Important Industrial Oven Features FAQ
Top features to consider for your next laboratory oven purchase
Airflow –Sounds pretty basic, doesn’t it? Airflow affects a number of things:
- How efficiently you will heat your load.
- How fast you will recover heat after a door opens as you take parts in and out. and
- Airflow also influences the temperature uniformity you can expect.
Once we understand what samples you are heating, we can determine the right oven type with the correct airflow pattern so your materials are evenly heated in every batch.
Temperature – Depending on your application (drying, curing, bake-out, etc.) your temperature needs may vary. Temperature uniformity is just as important. Temperature uniformity depends on a combination of factors, including type of circulation and also insulation levels.
Temperature Uniformity, Uniform Zone, and Capacity – What temperature uniformity do you need? Uniformity is largely a function of airflow. If airflow is managed properly, the air temperature uniformity throughout the chamber will be tight, assuming you don’t block the airflow completely with your load.
Most oven manufacturers will state the oven zone in which uniformity can be expected, i.e. to within what distance of the walls, ceiling, and floor. This defines the “uniform zone”. For example, + 10F at 300F, you can expect the readings you get during a survey to be 290F to 310F throughout the uniform zone.
Capacity – Once you determine how large your uniform zone must be, you can clearly choose an oven with the appropriate capacity. EPS alone carries more than 20 different capacity laboratory ovens. We don’t want you to end up paying for more oven than you need.
Other Oven features – These include things like shelving design and temperature controllers. Will you need to ramp up and hold your temperature, or will your application require multiple temperature set points and holds during a cycle?

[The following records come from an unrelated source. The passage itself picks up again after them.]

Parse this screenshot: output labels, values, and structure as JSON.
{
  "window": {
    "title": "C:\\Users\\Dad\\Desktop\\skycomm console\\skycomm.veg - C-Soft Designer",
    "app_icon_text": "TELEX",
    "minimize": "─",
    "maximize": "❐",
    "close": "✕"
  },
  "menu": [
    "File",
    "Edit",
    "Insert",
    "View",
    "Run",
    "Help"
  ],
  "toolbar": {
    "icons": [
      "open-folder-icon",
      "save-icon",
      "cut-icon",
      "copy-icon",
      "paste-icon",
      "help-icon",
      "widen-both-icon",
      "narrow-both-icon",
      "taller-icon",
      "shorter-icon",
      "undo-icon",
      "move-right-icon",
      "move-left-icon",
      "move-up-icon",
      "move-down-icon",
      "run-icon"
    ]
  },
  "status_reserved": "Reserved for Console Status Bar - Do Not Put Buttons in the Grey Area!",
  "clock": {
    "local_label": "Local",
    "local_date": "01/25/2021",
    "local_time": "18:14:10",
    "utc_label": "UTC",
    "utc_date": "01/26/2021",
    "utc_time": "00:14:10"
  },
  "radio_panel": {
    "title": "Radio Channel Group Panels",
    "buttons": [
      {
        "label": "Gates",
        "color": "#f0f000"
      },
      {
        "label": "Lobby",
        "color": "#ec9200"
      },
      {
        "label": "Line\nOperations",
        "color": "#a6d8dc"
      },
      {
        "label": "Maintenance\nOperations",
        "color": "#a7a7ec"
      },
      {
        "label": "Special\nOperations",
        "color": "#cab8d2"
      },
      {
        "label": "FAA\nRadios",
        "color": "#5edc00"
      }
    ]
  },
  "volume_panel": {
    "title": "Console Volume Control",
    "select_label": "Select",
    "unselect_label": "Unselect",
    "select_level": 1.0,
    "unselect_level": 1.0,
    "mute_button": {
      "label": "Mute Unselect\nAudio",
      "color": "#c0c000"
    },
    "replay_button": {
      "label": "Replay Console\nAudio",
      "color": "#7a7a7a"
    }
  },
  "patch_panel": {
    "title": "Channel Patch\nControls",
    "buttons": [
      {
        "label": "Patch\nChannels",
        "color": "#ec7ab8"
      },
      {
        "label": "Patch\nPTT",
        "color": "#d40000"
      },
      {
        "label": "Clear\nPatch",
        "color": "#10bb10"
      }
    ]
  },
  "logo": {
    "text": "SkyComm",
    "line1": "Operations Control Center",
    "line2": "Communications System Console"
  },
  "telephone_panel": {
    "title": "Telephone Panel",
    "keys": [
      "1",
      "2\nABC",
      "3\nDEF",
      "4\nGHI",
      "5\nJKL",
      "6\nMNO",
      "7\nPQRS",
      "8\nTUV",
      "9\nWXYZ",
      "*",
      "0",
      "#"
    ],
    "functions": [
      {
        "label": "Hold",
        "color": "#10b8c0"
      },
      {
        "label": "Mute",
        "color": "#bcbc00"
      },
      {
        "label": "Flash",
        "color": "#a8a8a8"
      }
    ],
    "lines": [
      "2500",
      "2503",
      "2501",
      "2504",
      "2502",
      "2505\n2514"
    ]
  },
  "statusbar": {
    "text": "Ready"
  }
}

Control –The simpler your operation the simpler the controls should be. Let’s go from one extreme to another. If you are leaving the temperature in the unit at one point all day, and taking your parts in and out, several times a shift: a single set point controller will suffice. Pair this with a door switch that shuts down the heat and circulation when the door is open for loading and unloading: this guarantees simple and safe operation.
At the other end of the spectrum, an application that needs composite curing requires:
- Ramping the temperature up and down at a controlled rate
• Acquiring data from vacuum transducers and parts’ thermocouples
• Recording the data to your computer for archiving and print outs.
This operation will require a graphical human-machine interface (HMI) and a PLC (programmable logic controller). Complex applications use programmable controllers that will allow the cycle to run automatically, ramping up, holding, cooling down, and shutting off.
PLC (programmable logic controller) –In early years, all actions—turning heaters on or off, processing an alarm condition, activating an exhaust blower to cool the unit, etc.—were accomplished using relays.
PLCs aren’t used in small lab ovens or even in many small industrial oven units where the operating logic is simple. The more complex the operating parameters the better the case can be for a PLC. Lights on the PLC can indicate the source of a malfunction for easier dianostics.
The PLC is a black-box that takes the place of all the relays. The box can be “programmed” with what is called “ladder logic.” On one side of the “ladder” (which essentially was what a PLC program schematic looked like) is a vertical line, representing the inputs. The line on the opposite side represents the outputs. The “rungs” in between the two were the transmitters between the two. You could set this up so that the number of inputs (power switch on, limits satisfied, etc.) had to be on before the “rung” would tell the output to be active. This output could allow the heaters to be energized or the blowers to come on at specific set points.
Gas or Electric –Lastly, let’s talk about whether a unit should be heated by gas or electricity. We will initially determine the expected power usage during an average operating day and use the local utility rates to compare costs. Another factor to consider is the size of the unit. On a smaller unit, electricity may be the way to go: this avoids a potentially more expensive gas system. Gas systems also will require more maintenance, another consideration.
On very large units, the cost of the gas system will pale in comparison to the very expensive components (relays, breakers, SCR’s wire sizes, etc.) needed to maintain sufficient electrical power.